She was trained as a piano teacher, but began her teaching career as an elementary school teacher, teaching Grade 2, 3 and 4 in the Academy of Sion in Saskatoon. and then Grade 2 in Moose Jaw, before being sent to Dearborn, Mich. in 1951 to serve in a parochial school beside the Ford factory. There was a lot of poverty in the area, and many of the children came from immigrant families, Seemann recalled. Classes were large: one year she taught a class of 63 children, including four who couldn’t speak English.
She worked on her BA in the summer, taking a couple of subjects each year at the Academy of Sion in Kansas City. In 1960, she moved to Kansas City permanently, where she taught for the next 30 years, earning a master’s degree in librarianship along the way.
In 1976 she travelled to Rome for a catechetical meeting with other catechetical teachers of the NDS congregation, and in 1983-84 she went to Spokane, Wash., for a year of renewal that ended with a trip to Israel — an unforgettable experience that brought new insights into the congregation’s commitment to Jewish-Christian relations, she said.
In 1987 she was asked to take on the role of principal for Notre Dame de Sion School on Locust Street in Kansas City — a temporary assignment that went on for three years. On her retirement, she spent a year in Rome, assisting wherever needed and setting the NDS library in order.

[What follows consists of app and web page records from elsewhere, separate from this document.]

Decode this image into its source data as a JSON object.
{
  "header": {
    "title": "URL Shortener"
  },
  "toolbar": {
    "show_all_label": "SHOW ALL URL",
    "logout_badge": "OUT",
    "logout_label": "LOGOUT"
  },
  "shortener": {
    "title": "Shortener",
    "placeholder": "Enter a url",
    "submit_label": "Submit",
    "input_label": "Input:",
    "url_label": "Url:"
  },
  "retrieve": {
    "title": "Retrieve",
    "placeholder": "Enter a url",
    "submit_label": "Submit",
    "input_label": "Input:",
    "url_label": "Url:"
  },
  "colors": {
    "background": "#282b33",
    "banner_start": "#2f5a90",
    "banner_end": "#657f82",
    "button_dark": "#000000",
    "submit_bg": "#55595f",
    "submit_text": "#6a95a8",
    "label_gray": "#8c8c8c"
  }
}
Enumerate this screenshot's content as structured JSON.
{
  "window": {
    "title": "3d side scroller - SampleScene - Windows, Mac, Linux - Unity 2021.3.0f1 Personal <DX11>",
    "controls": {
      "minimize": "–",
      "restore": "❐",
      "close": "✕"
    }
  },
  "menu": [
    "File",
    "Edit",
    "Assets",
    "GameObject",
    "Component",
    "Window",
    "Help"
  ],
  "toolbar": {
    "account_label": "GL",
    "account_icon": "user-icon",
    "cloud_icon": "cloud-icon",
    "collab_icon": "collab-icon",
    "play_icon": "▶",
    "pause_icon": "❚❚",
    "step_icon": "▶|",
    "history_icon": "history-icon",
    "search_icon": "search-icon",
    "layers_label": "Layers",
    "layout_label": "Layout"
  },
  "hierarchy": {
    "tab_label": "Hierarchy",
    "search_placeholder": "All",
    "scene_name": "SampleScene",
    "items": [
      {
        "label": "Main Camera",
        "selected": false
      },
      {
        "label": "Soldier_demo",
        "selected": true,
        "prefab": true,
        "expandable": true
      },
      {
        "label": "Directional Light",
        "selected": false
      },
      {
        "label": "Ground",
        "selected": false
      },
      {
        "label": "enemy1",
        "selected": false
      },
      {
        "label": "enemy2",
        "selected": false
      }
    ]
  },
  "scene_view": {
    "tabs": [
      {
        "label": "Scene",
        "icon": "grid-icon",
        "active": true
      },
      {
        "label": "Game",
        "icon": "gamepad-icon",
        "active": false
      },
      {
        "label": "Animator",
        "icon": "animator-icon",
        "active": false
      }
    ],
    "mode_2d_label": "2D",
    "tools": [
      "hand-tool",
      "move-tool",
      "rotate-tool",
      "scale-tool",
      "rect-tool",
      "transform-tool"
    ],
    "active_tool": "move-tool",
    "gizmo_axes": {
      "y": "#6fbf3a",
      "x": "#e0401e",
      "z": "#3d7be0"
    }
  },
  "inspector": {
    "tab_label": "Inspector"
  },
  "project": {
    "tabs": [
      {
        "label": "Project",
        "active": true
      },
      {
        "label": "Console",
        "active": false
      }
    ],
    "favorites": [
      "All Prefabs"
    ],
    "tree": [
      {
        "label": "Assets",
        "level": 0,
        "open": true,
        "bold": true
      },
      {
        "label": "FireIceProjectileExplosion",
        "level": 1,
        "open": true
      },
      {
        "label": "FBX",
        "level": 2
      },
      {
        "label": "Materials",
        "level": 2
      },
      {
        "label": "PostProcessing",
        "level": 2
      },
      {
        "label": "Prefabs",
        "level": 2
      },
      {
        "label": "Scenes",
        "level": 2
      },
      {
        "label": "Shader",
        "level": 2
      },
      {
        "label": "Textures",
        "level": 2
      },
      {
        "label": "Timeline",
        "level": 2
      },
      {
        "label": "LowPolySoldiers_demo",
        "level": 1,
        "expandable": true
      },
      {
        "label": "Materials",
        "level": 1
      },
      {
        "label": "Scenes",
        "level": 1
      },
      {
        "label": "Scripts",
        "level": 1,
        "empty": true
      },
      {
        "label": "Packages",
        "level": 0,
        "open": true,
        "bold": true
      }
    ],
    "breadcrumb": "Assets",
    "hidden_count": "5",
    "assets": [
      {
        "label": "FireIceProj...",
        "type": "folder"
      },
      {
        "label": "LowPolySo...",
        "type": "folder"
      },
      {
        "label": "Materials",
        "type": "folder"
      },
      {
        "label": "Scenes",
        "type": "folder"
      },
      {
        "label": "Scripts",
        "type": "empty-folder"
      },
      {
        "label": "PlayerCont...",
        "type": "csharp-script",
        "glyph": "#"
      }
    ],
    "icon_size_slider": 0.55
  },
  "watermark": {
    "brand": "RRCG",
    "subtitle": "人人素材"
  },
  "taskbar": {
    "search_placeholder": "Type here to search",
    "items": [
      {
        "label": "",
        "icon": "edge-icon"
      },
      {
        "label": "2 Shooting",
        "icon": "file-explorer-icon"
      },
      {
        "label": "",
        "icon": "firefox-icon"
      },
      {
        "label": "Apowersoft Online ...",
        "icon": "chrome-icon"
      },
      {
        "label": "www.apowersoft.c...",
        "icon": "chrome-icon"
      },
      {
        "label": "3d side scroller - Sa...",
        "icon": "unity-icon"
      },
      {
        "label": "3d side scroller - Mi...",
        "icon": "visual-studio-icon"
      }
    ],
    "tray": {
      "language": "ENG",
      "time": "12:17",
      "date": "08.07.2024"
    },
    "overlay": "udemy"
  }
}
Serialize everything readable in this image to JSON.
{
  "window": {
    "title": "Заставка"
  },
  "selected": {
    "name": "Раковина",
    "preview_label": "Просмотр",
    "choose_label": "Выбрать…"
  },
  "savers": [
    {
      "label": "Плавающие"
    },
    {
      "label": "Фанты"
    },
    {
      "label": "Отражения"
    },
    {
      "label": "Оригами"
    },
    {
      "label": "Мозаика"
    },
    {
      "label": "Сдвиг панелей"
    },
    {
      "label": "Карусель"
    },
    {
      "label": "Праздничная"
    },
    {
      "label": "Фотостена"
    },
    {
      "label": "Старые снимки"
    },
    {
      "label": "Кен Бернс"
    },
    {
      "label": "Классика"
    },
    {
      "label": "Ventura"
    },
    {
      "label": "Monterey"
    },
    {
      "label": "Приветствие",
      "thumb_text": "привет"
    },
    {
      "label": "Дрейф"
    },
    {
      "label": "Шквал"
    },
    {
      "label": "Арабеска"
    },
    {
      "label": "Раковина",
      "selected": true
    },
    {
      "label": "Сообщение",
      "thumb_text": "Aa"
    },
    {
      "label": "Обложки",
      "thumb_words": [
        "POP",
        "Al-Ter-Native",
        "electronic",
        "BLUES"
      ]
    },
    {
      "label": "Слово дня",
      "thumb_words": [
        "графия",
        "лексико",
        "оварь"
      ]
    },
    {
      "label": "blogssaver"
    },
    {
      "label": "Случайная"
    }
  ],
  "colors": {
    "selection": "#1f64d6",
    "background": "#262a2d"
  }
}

“I just saw everything,” she said, describing her love of Rome. After another visit to Israel, she began serving in Toronto, in work related to Jewish-Christian relations.
In 1996 she arrived in Saskatoon, assisting the elderly in the retirement home of the Sisters of Sion, until it closed. After a 12-year term at St. Ann’s Residence, in 2016 she moved to Trinity Manor. She has also served as a longtime volunteer at Queen’s House, assisting with the retreat house library beginning in 1996.
Over the years in her spare time, Seemann has pursued a longtime interest in her family history, producing five books about her family tree. Her deep and abiding interest in the “how and why” of things also led Seemann to look more deeply into the history of the Sisters of Sion in North America.
A French order, the sisters came to Maine in 1892 and moved into other parts of the United States and Canada. In 1904, four sisters went to Australia and a large group went to Brazil to support work that had begun there, she related. A group of 24 arrived in Prince Albert in 1904, braving prairie winters and pioneer conditions.
“Wherever I went, I tried to find out more about the how and the why of these things,” Seemann said. During her time in Rome, she went through the NDS house journals on file there, making copies and later translating them into English.
Reflecting on the charism of the Sisters of Sion in relation to the Jewish people, Seemann expressed her conviction that the Blessed Virgin Mary inspired this charism in the hearts of the order’s founders in 1842.
“Our Lady knew the Holocaust was coming. She could see that something was drastically wrong,” said Seemann. “Something had to be done for her people.”
“The focus on Jewish-Christian relations is no longer the charism of just our religious congregation. Even though our numbers are declining, the work itself has been taken up by the church after Vatican II.” Most dioceses now have at least one interfaith group working to bring about understanding among all peoples and faiths, she noted.
Reflecting on her 70 years as a Sister of Sion, Seemann said, “To me, the important part is God. God has been so faithful, through thick and thin. Without God, there would have been nothing. So to God all thanks and praise is due.”